Journeying from Tahrir in 2011 to Tiananmen in 1989, passing via the Paris Commune-era Hôtel de Ville, Libération is spending three weeks surveying the now-symbolic places where citizens defied the powers-that-be in the name of democracy and individual freedom. Today we look at the square in front of Paris’ Hôtel de Ville.
David Bell's hostile review of Eric Hazan’s work is not surprising: clearly, the tradition of “people’s histories”, inaugurated by A.L. Morton’s A People’s History of England (1938) and continued, amongst others, by Howard Zinn and Chris Harman, is unlikely to find favour in the corridors of Princeton’s History Department – at least, since the retirement of Arno Mayer.

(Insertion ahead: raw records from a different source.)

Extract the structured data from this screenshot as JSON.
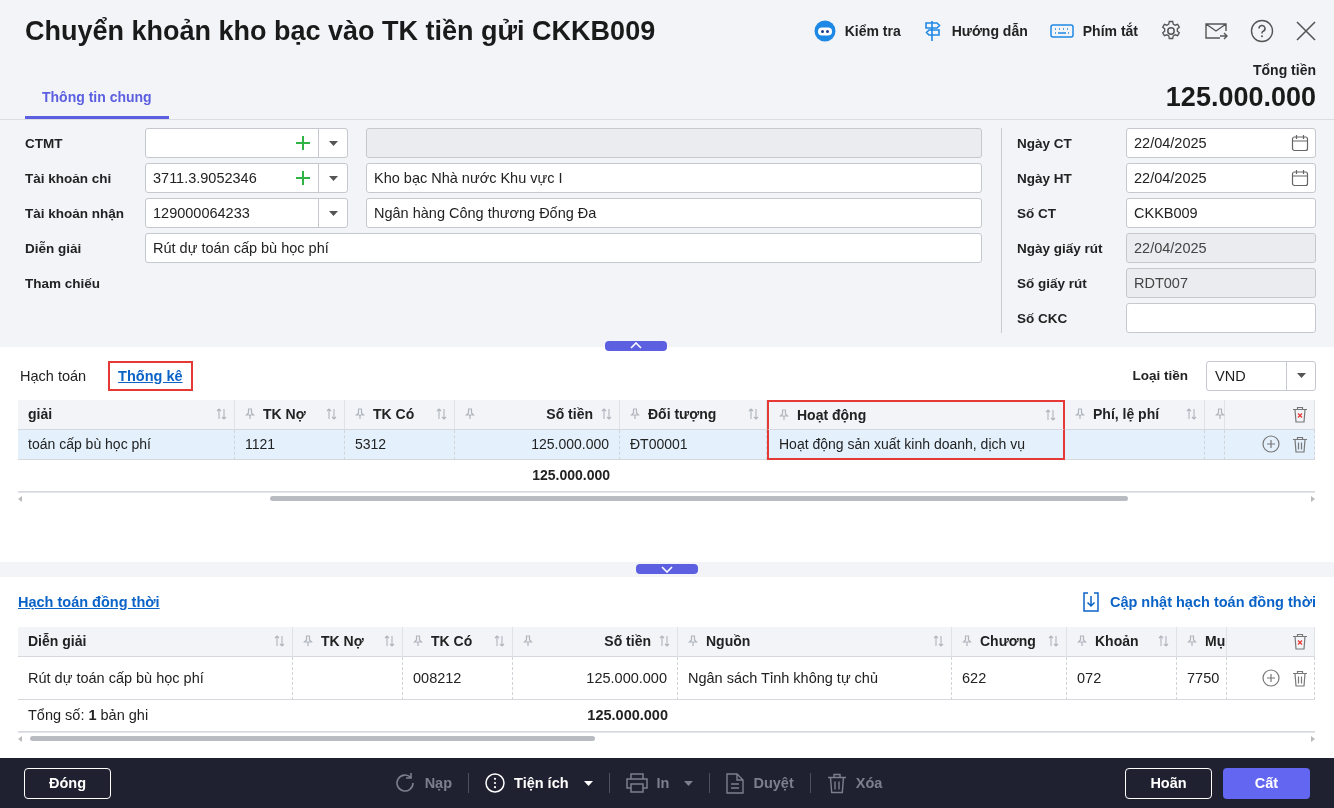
{
  "window": {
    "title": "Chuyển khoản kho bạc vào TK tiền gửi CKKB009"
  },
  "toolbar": [
    {
      "kind": "check",
      "label": "Kiểm tra"
    },
    {
      "kind": "guide",
      "label": "Hướng dẫn"
    },
    {
      "kind": "shortcut",
      "label": "Phím tắt"
    }
  ],
  "tabs": [
    {
      "label": "Thông tin chung",
      "selected": true
    }
  ],
  "total": {
    "label": "Tổng tiền",
    "value": "125.000.000"
  },
  "general": {
    "left": [
      {
        "label": "CTMT",
        "kind": "combo",
        "addable": true,
        "detail": {
          "disabled": true
        }
      },
      {
        "label": "Tài khoản chi",
        "kind": "combo",
        "value": "3711.3.9052346",
        "addable": true,
        "detail": {
          "value": "Kho bạc Nhà nước Khu vực I",
          "disabled": false
        }
      },
      {
        "label": "Tài khoản nhận",
        "kind": "combo",
        "value": "129000064233",
        "addable": false,
        "detail": {
          "value": "Ngân hàng Công thương Đống Đa",
          "disabled": false
        }
      },
      {
        "label": "Diễn giải",
        "kind": "text",
        "value": "Rút dự toán cấp bù học phí"
      },
      {
        "label": "Tham chiếu",
        "kind": "label"
      }
    ],
    "right": [
      {
        "label": "Ngày CT",
        "kind": "date",
        "value": "22/04/2025",
        "disabled": false
      },
      {
        "label": "Ngày HT",
        "kind": "date",
        "value": "22/04/2025",
        "disabled": false
      },
      {
        "label": "Số CT",
        "kind": "text",
        "value": "CKKB009",
        "disabled": false
      },
      {
        "label": "Ngày giấy rút",
        "kind": "text",
        "value": "22/04/2025",
        "disabled": true
      },
      {
        "label": "Số giấy rút",
        "kind": "text",
        "value": "RDT007",
        "disabled": true
      },
      {
        "label": "Số CKC",
        "kind": "text",
        "disabled": false
      }
    ]
  },
  "detail": {
    "tabs": [
      {
        "label": "Hạch toán",
        "selected": false,
        "highlighted": false
      },
      {
        "label": "Thống kê",
        "selected": true,
        "highlighted": true
      }
    ],
    "currency": {
      "label": "Loại tiền",
      "value": "VND"
    },
    "table": {
      "columns": [
        {
          "label": "giải",
          "highlighted": false
        },
        {
          "label": "TK Nợ",
          "highlighted": false
        },
        {
          "label": "TK Có",
          "highlighted": false
        },
        {
          "label": "Số tiền",
          "highlighted": false,
          "total": "125.000.000"
        },
        {
          "label": "Đối tượng",
          "highlighted": false
        },
        {
          "label": "Hoạt động",
          "highlighted": true
        },
        {
          "label": "Phí, lệ phí",
          "highlighted": false
        },
        {
          "highlighted": false
        }
      ],
      "rows": [
        {
          "selected": true,
          "cells": [
            "toán cấp bù học phí",
            "1121",
            "5312",
            "125.000.000",
            "ĐT00001",
            "Hoạt động sản xuất kinh doanh, dịch vụ",
            ""
          ]
        }
      ]
    }
  },
  "concurrent": {
    "title": "Hạch toán đồng thời",
    "action": "Cập nhật hạch toán đồng thời",
    "table": {
      "columns": [
        {
          "label": "Diễn giải",
          "highlighted": false
        },
        {
          "label": "TK Nợ",
          "highlighted": false
        },
        {
          "label": "TK Có",
          "highlighted": false
        },
        {
          "label": "Số tiền",
          "highlighted": false,
          "total": "125.000.000"
        },
        {
          "label": "Nguồn",
          "highlighted": false
        },
        {
          "label": "Chương",
          "highlighted": false
        },
        {
          "label": "Khoản",
          "highlighted": false
        },
        {
          "label": "Mụ",
          "highlighted": false
        }
      ],
      "rows": [
        {
          "selected": false,
          "cells": [
            "Rút dự toán cấp bù học phí",
            "",
            "008212",
            "125.000.000",
            "Ngân sách Tỉnh không tự chủ",
            "622",
            "072",
            "7750"
          ]
        }
      ],
      "footer": "Tổng số: **1** bản ghi"
    }
  },
  "actions": {
    "left": [
      {
        "label": "Đóng",
        "kind": "outline"
      }
    ],
    "center": [
      {
        "label": "Nạp",
        "kind": "reload",
        "disabled": true,
        "dropdown": false
      },
      {
        "label": "Tiện ích",
        "kind": "utilities",
        "disabled": false,
        "dropdown": true
      },
      {
        "label": "In",
        "kind": "print",
        "disabled": true,
        "dropdown": true
      },
      {
        "label": "Duyệt",
        "kind": "approve",
        "disabled": true,
        "dropdown": false
      },
      {
        "label": "Xóa",
        "kind": "delete",
        "disabled": true,
        "dropdown": false
      }
    ],
    "right": [
      {
        "label": "Hoãn",
        "kind": "outline"
      },
      {
        "label": "Cất",
        "kind": "primary"
      }
    ]
  }
}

However, aside from the silly gripe about the cover image (ever heard of artistic licence, David?) and the contemptuous tone of the piece, it is worth dwelling on the sneering reference to “the eccentric Trotskyite [sic.]-anarchist militant Daniel Guérin”.